Based on well-documented associations between workplace exposures and cancer, it is estimated that 20,000 people die each year from different types of cancer that can be attributed to exposure in the workplace. Here are some ways the CDC suggests that you can help raise awareness not just about lung cancer but all types of cancer:

• Talk. This is the easiest way to help. Talk with your friends, neighbors and colleagues. Let them know about cancer, signs for early detection and the importance of yearly exams with your doctor.

• Write. Send a letter, e-mail or fax to local legislators and ask them to increase funding for cancer research.

• Get Involved.

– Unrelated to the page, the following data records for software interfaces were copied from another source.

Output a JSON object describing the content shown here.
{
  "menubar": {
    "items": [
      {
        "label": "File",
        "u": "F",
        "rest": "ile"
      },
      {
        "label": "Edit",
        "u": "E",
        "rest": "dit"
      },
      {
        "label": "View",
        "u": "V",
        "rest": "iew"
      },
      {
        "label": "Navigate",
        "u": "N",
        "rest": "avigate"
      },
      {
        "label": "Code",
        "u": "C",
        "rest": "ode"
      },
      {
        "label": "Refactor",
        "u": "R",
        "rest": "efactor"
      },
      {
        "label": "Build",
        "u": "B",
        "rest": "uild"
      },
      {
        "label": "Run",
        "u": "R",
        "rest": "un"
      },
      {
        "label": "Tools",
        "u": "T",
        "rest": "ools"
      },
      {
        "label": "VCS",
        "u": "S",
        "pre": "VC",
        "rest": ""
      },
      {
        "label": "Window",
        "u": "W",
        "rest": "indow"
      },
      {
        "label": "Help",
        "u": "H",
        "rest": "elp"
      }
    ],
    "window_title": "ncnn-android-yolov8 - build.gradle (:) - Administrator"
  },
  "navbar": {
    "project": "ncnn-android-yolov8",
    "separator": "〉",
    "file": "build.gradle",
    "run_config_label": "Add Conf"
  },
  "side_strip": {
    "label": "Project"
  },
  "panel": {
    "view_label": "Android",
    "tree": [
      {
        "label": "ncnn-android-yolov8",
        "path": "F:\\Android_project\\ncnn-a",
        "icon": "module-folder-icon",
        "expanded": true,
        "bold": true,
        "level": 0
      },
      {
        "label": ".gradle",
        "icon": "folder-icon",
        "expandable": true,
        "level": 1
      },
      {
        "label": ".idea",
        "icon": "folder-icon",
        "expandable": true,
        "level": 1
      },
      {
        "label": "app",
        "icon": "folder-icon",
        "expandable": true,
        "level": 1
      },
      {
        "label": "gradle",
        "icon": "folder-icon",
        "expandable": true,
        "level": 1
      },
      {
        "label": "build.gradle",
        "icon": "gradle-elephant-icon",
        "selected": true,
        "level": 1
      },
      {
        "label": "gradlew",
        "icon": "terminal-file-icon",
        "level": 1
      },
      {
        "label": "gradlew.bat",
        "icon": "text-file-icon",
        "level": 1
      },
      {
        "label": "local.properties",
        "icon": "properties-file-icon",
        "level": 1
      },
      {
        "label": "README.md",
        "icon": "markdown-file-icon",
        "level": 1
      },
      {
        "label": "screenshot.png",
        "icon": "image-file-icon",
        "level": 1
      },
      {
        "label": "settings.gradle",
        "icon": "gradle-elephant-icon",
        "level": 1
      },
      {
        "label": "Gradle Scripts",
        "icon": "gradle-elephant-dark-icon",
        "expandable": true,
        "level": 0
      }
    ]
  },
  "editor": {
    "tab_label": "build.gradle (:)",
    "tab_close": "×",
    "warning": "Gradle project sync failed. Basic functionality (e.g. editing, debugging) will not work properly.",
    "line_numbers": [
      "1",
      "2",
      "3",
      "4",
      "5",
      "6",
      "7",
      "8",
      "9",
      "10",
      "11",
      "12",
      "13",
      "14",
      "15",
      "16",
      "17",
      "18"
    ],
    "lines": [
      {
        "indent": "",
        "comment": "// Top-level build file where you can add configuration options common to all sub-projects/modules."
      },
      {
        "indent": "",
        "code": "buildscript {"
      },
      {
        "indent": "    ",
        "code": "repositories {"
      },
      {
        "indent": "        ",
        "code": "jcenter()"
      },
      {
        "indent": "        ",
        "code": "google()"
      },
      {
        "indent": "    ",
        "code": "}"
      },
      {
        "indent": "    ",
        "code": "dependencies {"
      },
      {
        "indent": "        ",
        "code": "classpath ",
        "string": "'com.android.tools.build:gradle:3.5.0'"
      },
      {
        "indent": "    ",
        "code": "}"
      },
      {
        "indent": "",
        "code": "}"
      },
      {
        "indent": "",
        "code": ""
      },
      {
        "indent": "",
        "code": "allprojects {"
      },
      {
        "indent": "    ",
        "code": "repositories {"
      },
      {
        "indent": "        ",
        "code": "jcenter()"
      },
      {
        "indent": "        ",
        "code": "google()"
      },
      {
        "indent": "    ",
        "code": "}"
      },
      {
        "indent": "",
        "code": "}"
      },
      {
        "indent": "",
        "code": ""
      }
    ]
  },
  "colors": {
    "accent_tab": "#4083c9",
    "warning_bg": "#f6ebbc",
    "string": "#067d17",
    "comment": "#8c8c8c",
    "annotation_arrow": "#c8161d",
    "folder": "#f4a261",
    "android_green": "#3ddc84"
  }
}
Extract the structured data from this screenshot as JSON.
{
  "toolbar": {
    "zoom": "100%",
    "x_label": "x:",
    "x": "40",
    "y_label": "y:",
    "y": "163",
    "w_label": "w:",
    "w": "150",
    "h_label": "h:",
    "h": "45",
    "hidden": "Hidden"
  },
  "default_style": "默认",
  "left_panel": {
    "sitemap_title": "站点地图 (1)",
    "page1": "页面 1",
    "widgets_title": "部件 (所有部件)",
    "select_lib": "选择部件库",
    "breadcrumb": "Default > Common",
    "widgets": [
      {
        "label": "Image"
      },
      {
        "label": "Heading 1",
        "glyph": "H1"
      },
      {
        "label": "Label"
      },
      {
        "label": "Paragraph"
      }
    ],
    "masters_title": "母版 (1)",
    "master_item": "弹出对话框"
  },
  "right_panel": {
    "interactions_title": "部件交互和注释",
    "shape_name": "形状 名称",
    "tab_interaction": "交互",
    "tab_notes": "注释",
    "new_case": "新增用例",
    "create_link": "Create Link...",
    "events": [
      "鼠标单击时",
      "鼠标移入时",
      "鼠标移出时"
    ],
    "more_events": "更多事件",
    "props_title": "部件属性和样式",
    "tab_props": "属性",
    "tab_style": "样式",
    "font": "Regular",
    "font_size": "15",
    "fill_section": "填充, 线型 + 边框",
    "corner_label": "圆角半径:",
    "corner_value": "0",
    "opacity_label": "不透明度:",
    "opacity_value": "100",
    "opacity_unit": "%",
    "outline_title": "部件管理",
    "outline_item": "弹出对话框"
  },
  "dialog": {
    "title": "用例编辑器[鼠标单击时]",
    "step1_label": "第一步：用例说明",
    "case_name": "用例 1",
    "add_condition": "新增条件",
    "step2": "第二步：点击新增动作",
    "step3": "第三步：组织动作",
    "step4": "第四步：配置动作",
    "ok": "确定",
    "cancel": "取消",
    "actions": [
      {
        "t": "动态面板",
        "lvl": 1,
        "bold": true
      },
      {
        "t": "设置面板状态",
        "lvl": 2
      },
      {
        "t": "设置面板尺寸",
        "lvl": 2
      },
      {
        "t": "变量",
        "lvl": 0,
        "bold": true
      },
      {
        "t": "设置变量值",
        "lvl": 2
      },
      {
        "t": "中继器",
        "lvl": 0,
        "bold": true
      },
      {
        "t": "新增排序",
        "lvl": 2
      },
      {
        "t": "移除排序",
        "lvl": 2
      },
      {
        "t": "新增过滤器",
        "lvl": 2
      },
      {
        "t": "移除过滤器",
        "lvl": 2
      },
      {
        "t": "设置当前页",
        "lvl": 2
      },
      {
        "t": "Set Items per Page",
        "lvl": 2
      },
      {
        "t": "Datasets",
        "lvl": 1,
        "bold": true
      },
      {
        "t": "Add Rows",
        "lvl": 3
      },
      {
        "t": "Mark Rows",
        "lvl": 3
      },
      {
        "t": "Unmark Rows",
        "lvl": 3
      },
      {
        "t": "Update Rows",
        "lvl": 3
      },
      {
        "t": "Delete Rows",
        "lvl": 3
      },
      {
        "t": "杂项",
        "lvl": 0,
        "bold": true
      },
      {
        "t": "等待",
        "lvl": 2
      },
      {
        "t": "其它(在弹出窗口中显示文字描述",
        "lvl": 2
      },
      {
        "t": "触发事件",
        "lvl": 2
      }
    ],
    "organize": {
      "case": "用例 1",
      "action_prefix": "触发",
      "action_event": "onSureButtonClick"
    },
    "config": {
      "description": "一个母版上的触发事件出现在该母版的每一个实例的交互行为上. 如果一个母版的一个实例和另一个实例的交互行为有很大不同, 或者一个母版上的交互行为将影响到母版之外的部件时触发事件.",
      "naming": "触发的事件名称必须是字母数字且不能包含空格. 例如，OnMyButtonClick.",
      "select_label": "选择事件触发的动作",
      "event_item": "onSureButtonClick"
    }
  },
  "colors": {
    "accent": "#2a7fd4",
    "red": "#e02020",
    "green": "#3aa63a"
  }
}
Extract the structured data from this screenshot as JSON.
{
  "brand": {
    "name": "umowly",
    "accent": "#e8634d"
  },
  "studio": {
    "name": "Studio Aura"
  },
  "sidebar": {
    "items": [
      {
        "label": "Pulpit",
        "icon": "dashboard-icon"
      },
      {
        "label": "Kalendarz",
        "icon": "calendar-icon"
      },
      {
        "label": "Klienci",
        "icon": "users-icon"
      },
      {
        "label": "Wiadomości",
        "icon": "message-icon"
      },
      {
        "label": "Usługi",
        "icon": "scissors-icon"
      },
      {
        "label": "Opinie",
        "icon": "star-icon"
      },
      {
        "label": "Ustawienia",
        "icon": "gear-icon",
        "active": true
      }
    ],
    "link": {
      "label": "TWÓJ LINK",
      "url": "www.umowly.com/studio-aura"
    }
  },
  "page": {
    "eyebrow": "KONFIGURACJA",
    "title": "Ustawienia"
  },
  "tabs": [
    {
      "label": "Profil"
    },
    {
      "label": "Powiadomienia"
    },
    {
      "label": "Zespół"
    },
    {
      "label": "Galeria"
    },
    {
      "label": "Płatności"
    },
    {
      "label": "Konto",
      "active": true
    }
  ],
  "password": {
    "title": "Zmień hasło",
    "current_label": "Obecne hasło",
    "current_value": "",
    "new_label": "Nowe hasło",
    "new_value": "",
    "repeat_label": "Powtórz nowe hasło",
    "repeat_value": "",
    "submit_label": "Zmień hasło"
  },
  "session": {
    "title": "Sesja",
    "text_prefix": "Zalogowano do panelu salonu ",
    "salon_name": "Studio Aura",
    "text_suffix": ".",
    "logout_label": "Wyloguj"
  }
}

Participate in a cancer-awareness event in your area or provide educational material to your local hospital, clinic or health fair.

• Purchase cancer awareness materials that contribute proceeds to charities or organizations that help with cancer awareness or research.

For more information on Lung Cancer Awareness Month, visit the CDC Web site.

Click here for Radon testing kits.